When a customer places an order for the product on your site, he or she pays you for the product. You, in turn, place the order with the dropshipper and pay them for the product. The dropshipper then ships the item directly to your customer under your company name. To your customer’s knowledge, the product was shipped by you.
Dropshipping offers many advantages to the shoestring online start-up. You don’t have to pay for an item until it sells, and your customer pays you, so your personal cash outlay for the product is zero. You never have to handle or warehouse the merchandise, as order fulfillment is handled by the dropshipper. You can also offer a wide variety of items from multiple dropshippers, and your end customer is none the wiser.
Dropshipping does have its downsides. Since you do not actually stock the products featured on your site, you have no control over inventory management, product availability, order fulfillment, shipping processes and so on. Still, if you do your homework and establish a good relationship with a reputable dropshipper, the problems you experience should be few.
Your goal should be to find a dropshipper that will ship items one at a time instead of requiring that you purchase a fixed minimum number of items each time (single-unit purchases vs. minimum-order purchases). With this arrangement, you don’t have to invest your limited cash reserves in inventory that might not sell (and that sits in your garage for months).
Thanks to the stiff competition the Web has created, many dropshippers will now do business with you without requiring that you have a tax ID number. You simply set up a reseller account (you’re the reseller) and start marketing the products on your site. Account registration can often be done online at the dropshipper’s Web site. With this process, you can literally be selling products within minutes of setting up your reseller account.

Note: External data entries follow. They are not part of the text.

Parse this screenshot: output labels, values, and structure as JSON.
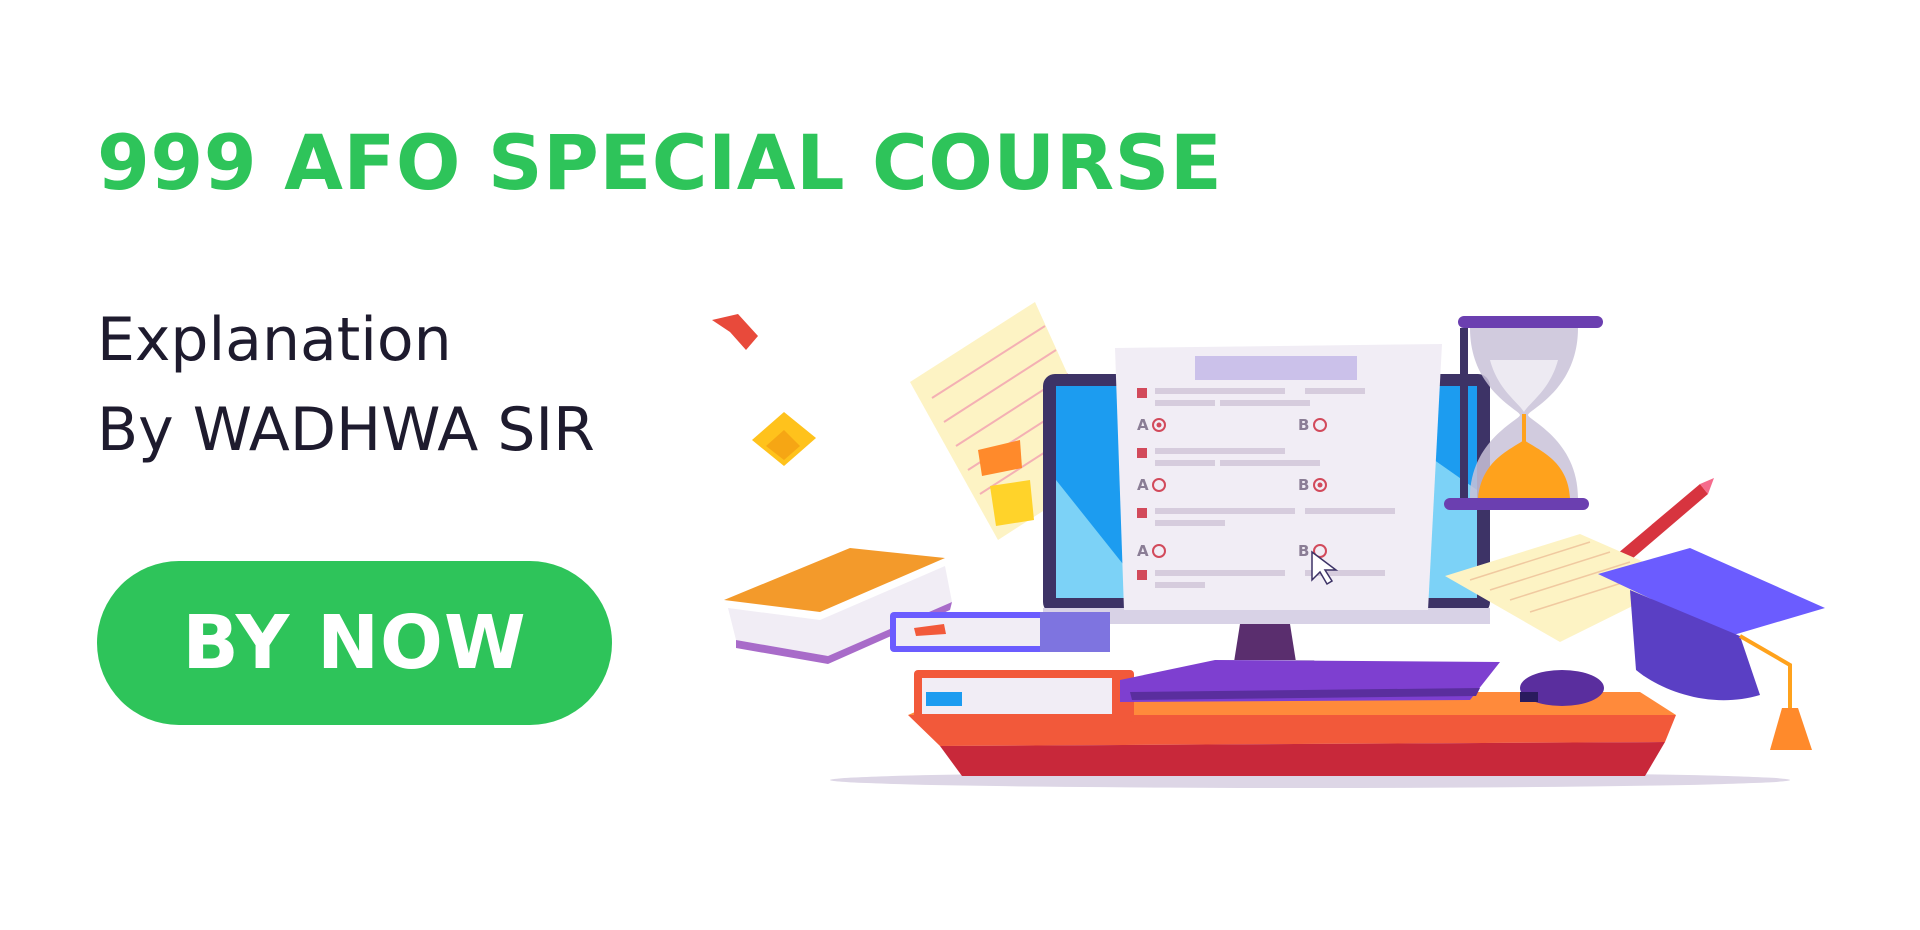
{
  "banner": {
    "title": "999 AFO SPECIAL COURSE",
    "subtitle_line1": "Explanation",
    "subtitle_line2": "By WADHWA SIR",
    "cta_label": "BY NOW"
  },
  "illustration": {
    "option_a": "A",
    "option_b": "B",
    "icons": [
      "monitor-icon",
      "hourglass-icon",
      "book-stack-icon",
      "open-book-icon",
      "graduation-cap-icon",
      "pencil-icon",
      "notepaper-icon",
      "keyboard-icon",
      "mouse-icon",
      "cursor-icon",
      "confetti-icon"
    ]
  },
  "colors": {
    "accent": "#2ec45a",
    "text": "#1e1b2e",
    "background": "#ffffff"
  }
}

Be warned, however, that some dropshippers are not as reliable as others. Also, be aware that some companies who claim to be dropshippers are really middlemen who have positioned themselves between the online merchant (that’s you) and the real wholesale merchandise distributor. These middlemen will eat into your profits and usually don’t offer much in the way of customer support and service. They can actually hurt your business more than help it, so make it a point to do business only with–and directly with–established, reputable dropship companies.
Spend the time to research the dropshippers doing business in your particular product category, and try to get feedback from their current customers. Remember that your customer doesn’t know (or care) that the product they are purchasing from you really comes from a dropshipper. If there is a problem, your customer will come back to you for resolution, not the dropshipper, so make sure that the dropshipper you use has a policy for resolving problems quickly.
Setting up an online store that offers merchandise from dropshippers doesn’t have to be expensive or time-consuming. However, this brings up the age-old question: If I build it, will they come? The age-old answer is: Only if you let them know you are there, but that’s another column.